_PROBLEM TO SOLVE_. For every record below, write out an exact copy.
*** DATA TO USE Section Begins ***
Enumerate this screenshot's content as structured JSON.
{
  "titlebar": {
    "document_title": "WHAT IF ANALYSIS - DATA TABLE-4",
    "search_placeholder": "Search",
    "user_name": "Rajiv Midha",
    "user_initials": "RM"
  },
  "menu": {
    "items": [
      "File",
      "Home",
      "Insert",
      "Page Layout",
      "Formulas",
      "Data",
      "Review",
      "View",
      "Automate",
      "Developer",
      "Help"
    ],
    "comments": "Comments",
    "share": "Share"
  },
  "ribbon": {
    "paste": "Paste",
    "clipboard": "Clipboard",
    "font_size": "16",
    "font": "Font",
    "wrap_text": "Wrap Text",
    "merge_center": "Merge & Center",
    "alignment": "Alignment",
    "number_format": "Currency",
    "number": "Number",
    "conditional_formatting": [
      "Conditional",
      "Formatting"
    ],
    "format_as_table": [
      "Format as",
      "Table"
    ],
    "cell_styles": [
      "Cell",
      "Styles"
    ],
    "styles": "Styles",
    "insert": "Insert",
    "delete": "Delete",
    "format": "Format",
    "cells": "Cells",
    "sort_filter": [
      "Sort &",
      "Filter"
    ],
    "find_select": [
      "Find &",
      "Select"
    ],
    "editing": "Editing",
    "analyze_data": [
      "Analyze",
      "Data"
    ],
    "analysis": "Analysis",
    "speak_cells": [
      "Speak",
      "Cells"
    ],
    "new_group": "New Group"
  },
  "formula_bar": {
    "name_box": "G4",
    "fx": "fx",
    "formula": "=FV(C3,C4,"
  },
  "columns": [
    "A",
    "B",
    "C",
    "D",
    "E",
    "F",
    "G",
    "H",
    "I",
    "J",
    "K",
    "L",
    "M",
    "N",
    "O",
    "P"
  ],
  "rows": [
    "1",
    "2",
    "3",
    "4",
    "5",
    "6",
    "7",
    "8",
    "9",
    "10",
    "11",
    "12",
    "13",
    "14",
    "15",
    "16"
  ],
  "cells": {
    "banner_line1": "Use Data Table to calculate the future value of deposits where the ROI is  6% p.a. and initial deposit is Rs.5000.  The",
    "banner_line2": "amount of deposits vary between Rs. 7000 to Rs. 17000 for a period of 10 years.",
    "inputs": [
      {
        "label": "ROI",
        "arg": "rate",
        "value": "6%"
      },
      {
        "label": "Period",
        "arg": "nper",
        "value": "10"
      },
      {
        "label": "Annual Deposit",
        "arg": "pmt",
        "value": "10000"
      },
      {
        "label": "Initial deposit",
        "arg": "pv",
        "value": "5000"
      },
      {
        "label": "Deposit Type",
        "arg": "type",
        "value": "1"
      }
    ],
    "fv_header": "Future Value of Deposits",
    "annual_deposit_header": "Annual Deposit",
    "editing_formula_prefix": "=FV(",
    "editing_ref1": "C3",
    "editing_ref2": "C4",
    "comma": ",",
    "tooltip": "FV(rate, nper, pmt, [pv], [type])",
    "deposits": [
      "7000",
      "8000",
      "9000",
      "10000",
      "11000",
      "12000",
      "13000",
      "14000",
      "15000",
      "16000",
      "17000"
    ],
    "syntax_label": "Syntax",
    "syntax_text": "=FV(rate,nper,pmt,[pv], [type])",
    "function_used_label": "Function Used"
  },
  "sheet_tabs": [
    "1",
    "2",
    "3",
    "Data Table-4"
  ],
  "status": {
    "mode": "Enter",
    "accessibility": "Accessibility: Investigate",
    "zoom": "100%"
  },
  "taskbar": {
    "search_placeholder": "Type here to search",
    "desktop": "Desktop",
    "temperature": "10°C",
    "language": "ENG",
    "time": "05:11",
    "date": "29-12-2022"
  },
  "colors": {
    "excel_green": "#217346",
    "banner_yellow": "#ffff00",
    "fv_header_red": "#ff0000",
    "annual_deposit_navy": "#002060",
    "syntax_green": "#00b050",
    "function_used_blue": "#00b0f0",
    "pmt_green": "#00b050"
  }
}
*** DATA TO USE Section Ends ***
_FINISHED TASK_.
Enumerate this screenshot's content as structured JSON.
{
  "titlebar": {
    "document_title": "WHAT IF ANALYSIS - DATA TABLE-4",
    "search_placeholder": "Search",
    "user_name": "Rajiv Midha",
    "user_initials": "RM"
  },
  "menu": {
    "items": [
      "File",
      "Home",
      "Insert",
      "Page Layout",
      "Formulas",
      "Data",
      "Review",
      "View",
      "Automate",
      "Developer",
      "Help"
    ],
    "comments": "Comments",
    "share": "Share"
  },
  "ribbon": {
    "paste": "Paste",
    "clipboard": "Clipboard",
    "font_size": "16",
    "font": "Font",
    "wrap_text": "Wrap Text",
    "merge_center": "Merge & Center",
    "alignment": "Alignment",
    "number_format": "Currency",
    "number": "Number",
    "conditional_formatting": [
      "Conditional",
      "Formatting"
    ],
    "format_as_table": [
      "Format as",
      "Table"
    ],
    "cell_styles": [
      "Cell",
      "Styles"
    ],
    "styles": "Styles",
    "insert": "Insert",
    "delete": "Delete",
    "format": "Format",
    "cells": "Cells",
    "sort_filter": [
      "Sort &",
      "Filter"
    ],
    "find_select": [
      "Find &",
      "Select"
    ],
    "editing": "Editing",
    "analyze_data": [
      "Analyze",
      "Data"
    ],
    "analysis": "Analysis",
    "speak_cells": [
      "Speak",
      "Cells"
    ],
    "new_group": "New Group"
  },
  "formula_bar": {
    "name_box": "G4",
    "fx": "fx",
    "formula": "=FV(C3,C4,"
  },
  "columns": [
    "A",
    "B",
    "C",
    "D",
    "E",
    "F",
    "G",
    "H",
    "I",
    "J",
    "K",
    "L",
    "M",
    "N",
    "O",
    "P"
  ],
  "rows": [
    "1",
    "2",
    "3",
    "4",
    "5",
    "6",
    "7",
    "8",
    "9",
    "10",
    "11",
    "12",
    "13",
    "14",
    "15",
    "16"
  ],
  "cells": {
    "banner_line1": "Use Data Table to calculate the future value of deposits where the ROI is  6% p.a. and initial deposit is Rs.5000.  The",
    "banner_line2": "amount of deposits vary between Rs. 7000 to Rs. 17000 for a period of 10 years.",
    "inputs": [
      {
        "label": "ROI",
        "arg": "rate",
        "value": "6%"
      },
      {
        "label": "Period",
        "arg": "nper",
        "value": "10"
      },
      {
        "label": "Annual Deposit",
        "arg": "pmt",
        "value": "10000"
      },
      {
        "label": "Initial deposit",
        "arg": "pv",
        "value": "5000"
      },
      {
        "label": "Deposit Type",
        "arg": "type",
        "value": "1"
      }
    ],
    "fv_header": "Future Value of Deposits",
    "annual_deposit_header": "Annual Deposit",
    "editing_formula_prefix": "=FV(",
    "editing_ref1": "C3",
    "editing_ref2": "C4",
    "comma": ",",
    "tooltip": "FV(rate, nper, pmt, [pv], [type])",
    "deposits": [
      "7000",
      "8000",
      "9000",
      "10000",
      "11000",
      "12000",
      "13000",
      "14000",
      "15000",
      "16000",
      "17000"
    ],
    "syntax_label": "Syntax",
    "syntax_text": "=FV(rate,nper,pmt,[pv], [type])",
    "function_used_label": "Function Used"
  },
  "sheet_tabs": [
    "1",
    "2",
    "3",
    "Data Table-4"
  ],
  "status": {
    "mode": "Enter",
    "accessibility": "Accessibility: Investigate",
    "zoom": "100%"
  },
  "taskbar": {
    "search_placeholder": "Type here to search",
    "desktop": "Desktop",
    "temperature": "10°C",
    "language": "ENG",
    "time": "05:11",
    "date": "29-12-2022"
  },
  "colors": {
    "excel_green": "#217346",
    "banner_yellow": "#ffff00",
    "fv_header_red": "#ff0000",
    "annual_deposit_navy": "#002060",
    "syntax_green": "#00b050",
    "function_used_blue": "#00b0f0",
    "pmt_green": "#00b050"
  }
}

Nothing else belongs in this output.